They even looked like survivors, clutching their morning papers and the tattered briefcases that had served them well throughout the mergers and acquisitions of the '80s. They were conducting their Monday-morning group-therapy session for disaffected bankers, brokers, computer programmers, attorneys and human-resources personnel, all of whom were suffering from the modern malady called "job dissatisfaction."
They grumbled and groused, they said, because downsizing always seems to affect the lower levels and never the inner sanctum, because corporate America continues to buy out and acquire and put thousands and thousands of employees on the streets every day.
They exchanged gossip about whose bank or firm was rumored to merge and converge and submerge next. About whose office would be consolidated out of existence. About who was losing medical benefits, about whose co-pay had risen, and about whose salary was frozen.
One fellow grumbled that people on Death Row had a better survival rate than America's middle managers -- and he had the statistics to prove it.
What's wrong? Why are so many people unhappy all at once? Sure, there's been a lot of downsizing and rightsizing and cost cutting and salary reductions and wage freezes and benefits reductions. And sure the troops are disgruntled because the CEOs of Fortune 500 companies continue to get hefty raises that are incomprehensible by stockroom standards, ranking right up there with professional athletes and super models. But isn't inequity in the name of greed a fundamental principle in America despite what our Founding Fathers told us?

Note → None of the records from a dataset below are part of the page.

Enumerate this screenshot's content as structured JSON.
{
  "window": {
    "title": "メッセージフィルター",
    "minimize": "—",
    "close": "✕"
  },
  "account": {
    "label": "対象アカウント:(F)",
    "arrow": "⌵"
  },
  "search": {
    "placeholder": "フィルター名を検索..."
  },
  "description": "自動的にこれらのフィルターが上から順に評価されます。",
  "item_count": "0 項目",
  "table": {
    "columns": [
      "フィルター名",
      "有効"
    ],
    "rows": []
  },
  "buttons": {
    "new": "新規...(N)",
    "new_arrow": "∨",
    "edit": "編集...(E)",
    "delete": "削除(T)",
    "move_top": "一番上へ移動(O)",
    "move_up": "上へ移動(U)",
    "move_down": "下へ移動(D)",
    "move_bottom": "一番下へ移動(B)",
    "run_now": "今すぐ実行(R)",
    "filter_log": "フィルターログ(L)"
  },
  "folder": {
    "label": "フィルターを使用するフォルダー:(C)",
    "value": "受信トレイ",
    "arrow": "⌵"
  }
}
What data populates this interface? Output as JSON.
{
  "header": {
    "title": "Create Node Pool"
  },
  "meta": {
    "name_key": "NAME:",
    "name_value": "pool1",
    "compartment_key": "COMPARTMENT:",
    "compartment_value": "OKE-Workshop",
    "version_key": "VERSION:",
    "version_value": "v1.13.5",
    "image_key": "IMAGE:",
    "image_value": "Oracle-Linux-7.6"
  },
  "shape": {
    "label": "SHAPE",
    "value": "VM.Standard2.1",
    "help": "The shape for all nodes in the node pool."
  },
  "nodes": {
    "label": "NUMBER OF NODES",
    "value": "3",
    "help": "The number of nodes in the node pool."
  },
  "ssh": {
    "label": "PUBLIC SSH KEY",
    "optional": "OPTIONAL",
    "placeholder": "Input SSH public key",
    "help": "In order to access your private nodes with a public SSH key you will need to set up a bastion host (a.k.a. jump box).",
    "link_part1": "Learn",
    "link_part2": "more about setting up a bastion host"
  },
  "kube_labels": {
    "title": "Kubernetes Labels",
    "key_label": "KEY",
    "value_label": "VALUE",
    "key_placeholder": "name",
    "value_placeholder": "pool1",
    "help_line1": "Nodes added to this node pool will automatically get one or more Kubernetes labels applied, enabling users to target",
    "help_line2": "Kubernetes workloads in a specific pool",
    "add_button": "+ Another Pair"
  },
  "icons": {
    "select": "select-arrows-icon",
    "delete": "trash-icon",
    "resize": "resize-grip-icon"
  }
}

The system, the commuters grumbled, seems to be doing everything possible to squeeze every last ounce of misery out of the average worker in the cause of the bottom line -- that old-fashioned profit motive makes the world go round.
The commuters were consoling each other with the notion that the future lies in small business -- take your cuts in salaries and benefits but one way or another, get out. What you lose in your gross adjusted income you'll make up in stress reduction and longevity.
One woman said she wanted to quit her job in banking and apply for an opening as assistant town clerk. She was willing to take a 50 percent pay cut to stop the pain. Another said she had become so fed up with department meetings and cost cutting that she was willing to withdraw her 401K savings and take the consequences so she could buy an arts and crafts store.
"Going it alone" is a popular daydream on the commuter platform.
One middle manager said he was sick and tired of hearing about "managing change," which is the corporate buzz word for learning to endure more pain in the cause of expense reductions. He was so fed up with "total quality management," "performance-based management," "restructuring," and "leveraging resources," that he started working on his own "succession planning" so he can leave the company and buy a bed-and- breakfast inn in New Hampshire.
It doesn't take a Gallup poll to tell you there's a lot of job dissatisfaction in America and that all the seminars on managing change in the world aren't going to make a bit of difference.
What is the corporation doing to inspire so much enmity? Worker loyalty is at rock bottom, and Americans believe greed is the sole motivating factor in management decisions. How did things go so wrong so fast?
It's hard to find employees who are happy about their careers, and you know something is seriously wrong when so many people in the 28 percent tax bracket are so irredeemably miserable.
Joe Pisani is a columnist for the Greenwich Time.